*TASK DETAILS*:
Report each line of the entries that includes "icon" by copying it.

*INPUT*:
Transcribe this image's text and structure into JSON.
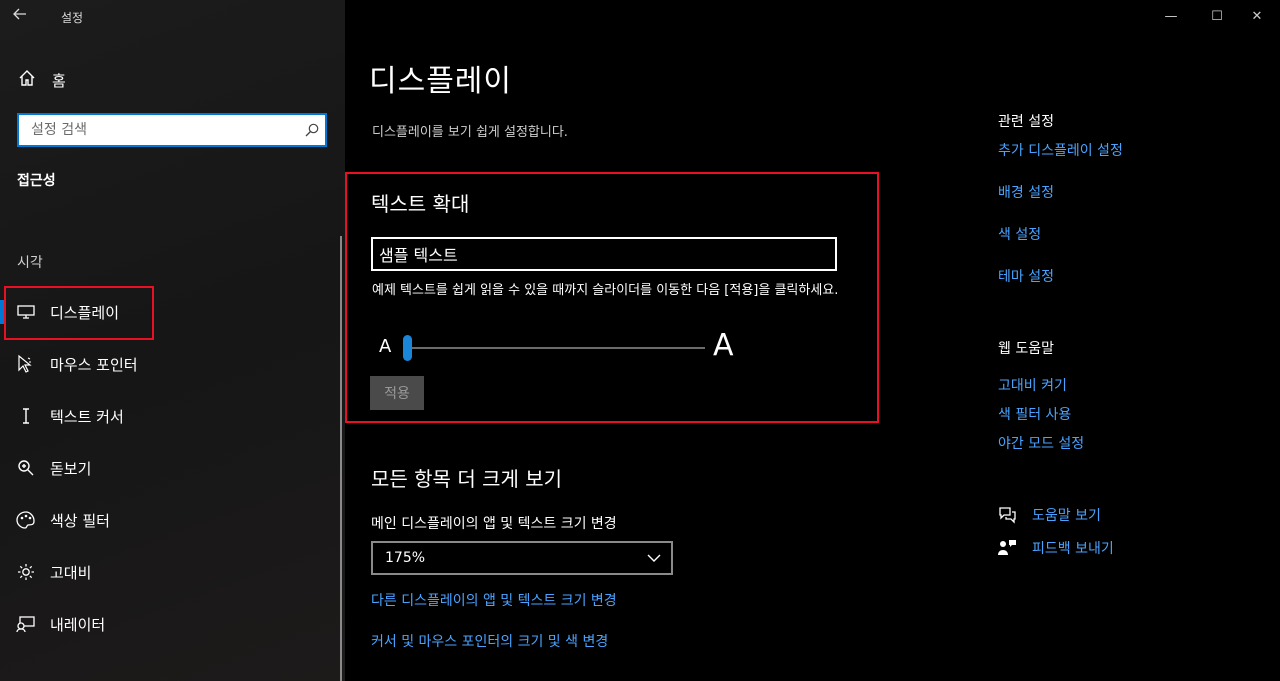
{
  "window": {
    "title": "설정",
    "minimize": "—",
    "maximize": "☐",
    "close": "✕"
  },
  "sidebar": {
    "home_label": "홈",
    "search_placeholder": "설정 검색",
    "section_title": "접근성",
    "group_title": "시각",
    "items": [
      {
        "label": "디스플레이",
        "icon": "monitor-icon",
        "active": true
      },
      {
        "label": "마우스 포인터",
        "icon": "mouse-pointer-icon"
      },
      {
        "label": "텍스트 커서",
        "icon": "text-cursor-icon"
      },
      {
        "label": "돋보기",
        "icon": "magnifier-icon"
      },
      {
        "label": "색상 필터",
        "icon": "palette-icon"
      },
      {
        "label": "고대비",
        "icon": "sun-icon"
      },
      {
        "label": "내레이터",
        "icon": "narrator-icon"
      }
    ]
  },
  "main": {
    "title": "디스플레이",
    "description": "디스플레이를 보기 쉽게 설정합니다.",
    "text_size": {
      "heading": "텍스트 확대",
      "sample_text": "샘플 텍스트",
      "instruction": "예제 텍스트를 쉽게 읽을 수 있을 때까지 슬라이더를 이동한 다음 [적용]을 클릭하세요.",
      "slider_min_label": "A",
      "slider_max_label": "A",
      "slider_value": 0,
      "apply_label": "적용"
    },
    "make_bigger": {
      "heading": "모든 항목 더 크게 보기",
      "scale_label": "메인 디스플레이의 앱 및 텍스트 크기 변경",
      "scale_value": "175%",
      "other_display_link": "다른 디스플레이의 앱 및 텍스트 크기 변경",
      "cursor_link": "커서 및 마우스 포인터의 크기 및 색 변경"
    }
  },
  "related": {
    "title": "관련 설정",
    "links": [
      "추가 디스플레이 설정",
      "배경 설정",
      "색 설정",
      "테마 설정"
    ]
  },
  "web_help": {
    "title": "웹 도움말",
    "links": [
      "고대비 켜기",
      "색 필터 사용",
      "야간 모드 설정"
    ]
  },
  "help": {
    "get_help": "도움말 보기",
    "feedback": "피드백 보내기"
  },
  "colors": {
    "accent": "#0078d4",
    "link": "#4aa3ff",
    "highlight_box": "#e81123"
  }
}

*OUTPUT FOR THIS TASK*:
        "icon": "monitor-icon",
        "icon": "mouse-pointer-icon"
        "icon": "text-cursor-icon"
        "icon": "magnifier-icon"
        "icon": "palette-icon"
        "icon": "sun-icon"
        "icon": "narrator-icon"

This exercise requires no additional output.